I was doing a vocal and I finished and came into the lounge, and there was a TV on that was showing a house burning. I looked out the window and I saw the other side of the same house! Driving out of there was like driving through a war zone, as the whole city block was on fire. Everything went dark and all you could see was entire city blocks burning. It was fucking great.

Reception[edit]

Professional ratings
Review scores
SourceRating
AllMusic2/5 stars[4]
Robert Christgau(1-star Honorable Mention)[5]
Entertainment WeeklyA[6]
Q3/5 stars[7]

Reviews for March ör Die were mixed. The AllMusic review states:

This is where everything almost went horribly wrong. Encouraged by a new distribution deal through Epic Records and his recent collaboration with old friend Ozzy Osbourne on his wildly successful No More Tears album, Motörhead's Lemmy set out to pursue commercial success like never before and, as a result, almost managed to toss their impeccable legacy in the dumpster.
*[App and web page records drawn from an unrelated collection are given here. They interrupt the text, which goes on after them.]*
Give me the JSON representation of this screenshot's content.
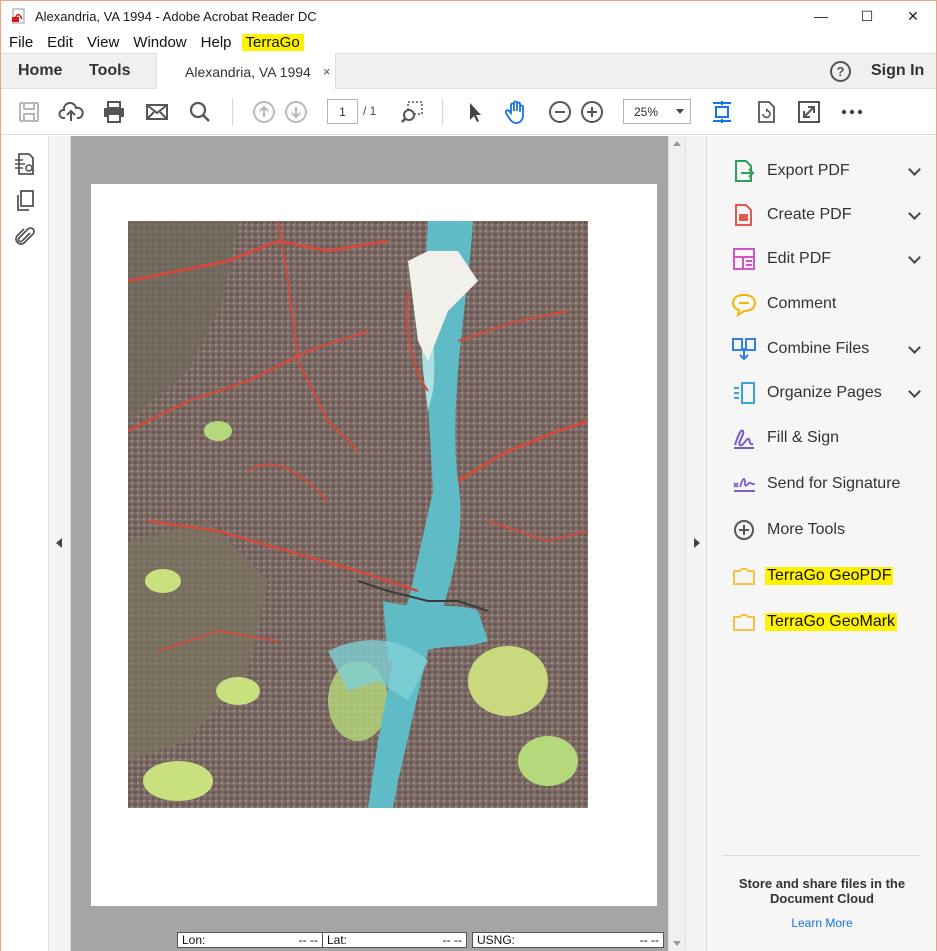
{
  "window": {
    "title": "Alexandria, VA 1994 - Adobe Acrobat Reader DC",
    "minimize": "—",
    "maximize": "☐",
    "close": "✕"
  },
  "menu": {
    "items": [
      "File",
      "Edit",
      "View",
      "Window",
      "Help"
    ],
    "highlight": "TerraGo"
  },
  "tabs": {
    "home": "Home",
    "tools": "Tools",
    "document": "Alexandria, VA 1994",
    "close": "×",
    "help": "?",
    "sign_in": "Sign In"
  },
  "toolbar": {
    "page_current": "1",
    "page_total": "/   1",
    "zoom": "25%"
  },
  "coords": {
    "lon_label": "Lon:",
    "lon_value": "-- --",
    "lat_label": "Lat:",
    "lat_value": "-- --",
    "usng_label": "USNG:",
    "usng_value": "-- --"
  },
  "tools": [
    {
      "label": "Export PDF",
      "icon": "export-pdf-icon",
      "chevron": true
    },
    {
      "label": "Create PDF",
      "icon": "create-pdf-icon",
      "chevron": true
    },
    {
      "label": "Edit PDF",
      "icon": "edit-pdf-icon",
      "chevron": true
    },
    {
      "label": "Comment",
      "icon": "comment-icon",
      "chevron": false
    },
    {
      "label": "Combine Files",
      "icon": "combine-files-icon",
      "chevron": true
    },
    {
      "label": "Organize Pages",
      "icon": "organize-pages-icon",
      "chevron": true
    },
    {
      "label": "Fill & Sign",
      "icon": "fill-sign-icon",
      "chevron": false
    },
    {
      "label": "Send for Signature",
      "icon": "send-signature-icon",
      "chevron": false
    },
    {
      "label": "More Tools",
      "icon": "more-tools-icon",
      "chevron": false
    },
    {
      "label": "TerraGo GeoPDF",
      "icon": "folder-icon",
      "chevron": false
    },
    {
      "label": "TerraGo GeoMark",
      "icon": "folder-icon",
      "chevron": false
    }
  ],
  "promo": {
    "text": "Store and share files in the Document Cloud",
    "link": "Learn More"
  },
  "colors": {
    "accent": "#1473e6",
    "highlight": "#fff200"
  }
}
Track listing[edit]

All lyrics are written by Kilmister; all music is composed by Motörhead, except where noted.

No.TitleLyricsMusicLength
1."Stand"  3:31
2."Cat Scratch Fever" (Ted Nugent cover)NugentNugent3:52
3."Bad Religion"  5:01
4."Jack the Ripper"  4:39
5."I Ain't no Nice Guy" (featuring Ozzy Osbourne & Slash) Kilmister4:18
6."Hellraiser" Ozzy Osbourne, Zakk Wylde, Kilmister4:35
7."Asylum Choir"  3:40
8."Too Good to Be True"  3:36
9."You Better Run" (featuring Slash) Kilmister4:51
10."Name in Vain"  3:06
11."March ör Die" Kilmister5:41
Total length:46:46
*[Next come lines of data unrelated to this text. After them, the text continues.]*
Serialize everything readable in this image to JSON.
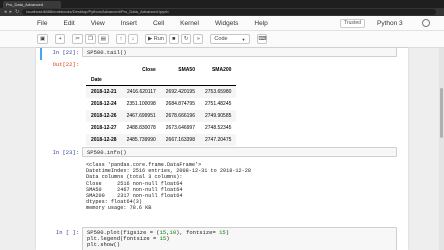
{
  "browser": {
    "tab_title": "Pro_Data_Advanced",
    "url": "localhost:8888/notebooks/Desktop/Python/Advanced/Pro_Data_Advanced.ipynb"
  },
  "menu": {
    "items": [
      "File",
      "Edit",
      "View",
      "Insert",
      "Cell",
      "Kernel",
      "Widgets",
      "Help"
    ],
    "trusted": "Trusted",
    "kernel": "Python 3"
  },
  "toolbar": {
    "run_label": "Run",
    "cell_type": "Code"
  },
  "cells": {
    "c22": {
      "in_prompt": "In [22]:",
      "code": "SP500.tail()",
      "out_prompt": "Out[22]:"
    },
    "c23": {
      "in_prompt": "In [23]:",
      "code": "SP500.info()",
      "output": "<class 'pandas.core.frame.DataFrame'>\nDatetimeIndex: 2516 entries, 2008-12-31 to 2018-12-28\nData columns (total 3 columns):\nClose     2516 non-null float64\nSMA50     2467 non-null float64\nSMA200    2317 non-null float64\ndtypes: float64(3)\nmemory usage: 78.6 KB"
    },
    "c24": {
      "in_prompt": "In [ ]:"
    }
  },
  "dataframe": {
    "columns": [
      "Close",
      "SMA50",
      "SMA200"
    ],
    "index_name": "Date",
    "rows": [
      {
        "date": "2018-12-21",
        "values": [
          "2416.620117",
          "2692.420195",
          "2753.65980"
        ]
      },
      {
        "date": "2018-12-24",
        "values": [
          "2351.100098",
          "2684.874795",
          "2751.48245"
        ]
      },
      {
        "date": "2018-12-26",
        "values": [
          "2467.699951",
          "2678.666196",
          "2749.90585"
        ]
      },
      {
        "date": "2018-12-27",
        "values": [
          "2488.830078",
          "2673.646997",
          "2748.52345"
        ]
      },
      {
        "date": "2018-12-28",
        "values": [
          "2485.739990",
          "2667.163398",
          "2747.20475"
        ]
      }
    ]
  }
}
Personnel[edit]

Per the March ör Die liner notes.[1]

Guest Musicians[edit]

  • Tommy Aldridge - drums on all tracks except "Hellraiser" and "I Ain't no Nice Guy"
  • Mikkey Deedrums on "Hellraiser"
  • Phil Taylor drums on "I Ain't no Nice Guy"
  • Peter Solleykeyboard
  • Slash – guitar solo on "I Ain't no Nice Guy" and additional guitar on "You Better Run"
  • Ozzy Osbourne – vocals on "I Ain't no Nice Guy"
  • Jamie Germaine - guitar
  • Lemmy & Peter Solley - cello arrangements

Production[edit]

  • Peter Solley – producer
  • Billy Sherwood – producer ("Hellraiser")
  • Casey McMackin – engineer
  • Lawrence Ethen – engineer
  • Tim Nitz – engineer
  • Tom Fletcher – engineer ("Hellraiser")
  • Steve Hall – mastering
  • Album Design – Dawn Patrol – art direction
  • Merlyn Rosenberg – photography
  • Joe PetagnoSnaggletooth, album cover

Charts[edit]

Chart Peak
position
Austrian Albums (Ö3 Austria)[8] 16
German Albums (Offizielle Top 100)[9] 21
Swedish Albums (Sverigetopplistan)[10] 42
Swiss Albums (Schweizer Hitparade)[11] 18
UK Albums (OCC)[12] 60

References[edit]

  1. ^ a b c d e f March ör Die, Motörhead, WTG/Epic Records, NK 48997, 1992 Liner Notes, page 2, 3 & rear
  2. ^ "Archived copy". Archived from the original on 4 September 2012. Retrieved 6 October 2011.CS1 maint: archived copy as title (link)
  3. ^ "Hellraiser III: Hell on Earth (1992)". IMDb article. Retrieved 24 February 2007.
  4. ^ Rivadavia, Eduardo. March ör Die - Motörhead at AllMusic
  5. ^ Christgau, Robert. "Review March ör Die". Robert Christgau. Retrieved 7 August 2009.
  6. ^ Entertainment Weekly (8/14/92, p.62) - "..MARCH OR DIE surges way beyond the confines of ordinary heavy metal.." - Rating: A
  7. ^ Q (9/92, p.78) - 3 Stars - Good - "..probably the best--certainly the most interesting--Motorhead album for some time.."
  8. ^ "Motörhead - March Ör Die".
  9. ^ "Offizielle Deutsche Charts".
  10. ^ "Motörhead - March Ör Die".
  11. ^ "Motörhead - March Ör Die".
  12. ^ "Motorhead | Artist | Official Charts". UK Albums Chart.

External links[edit]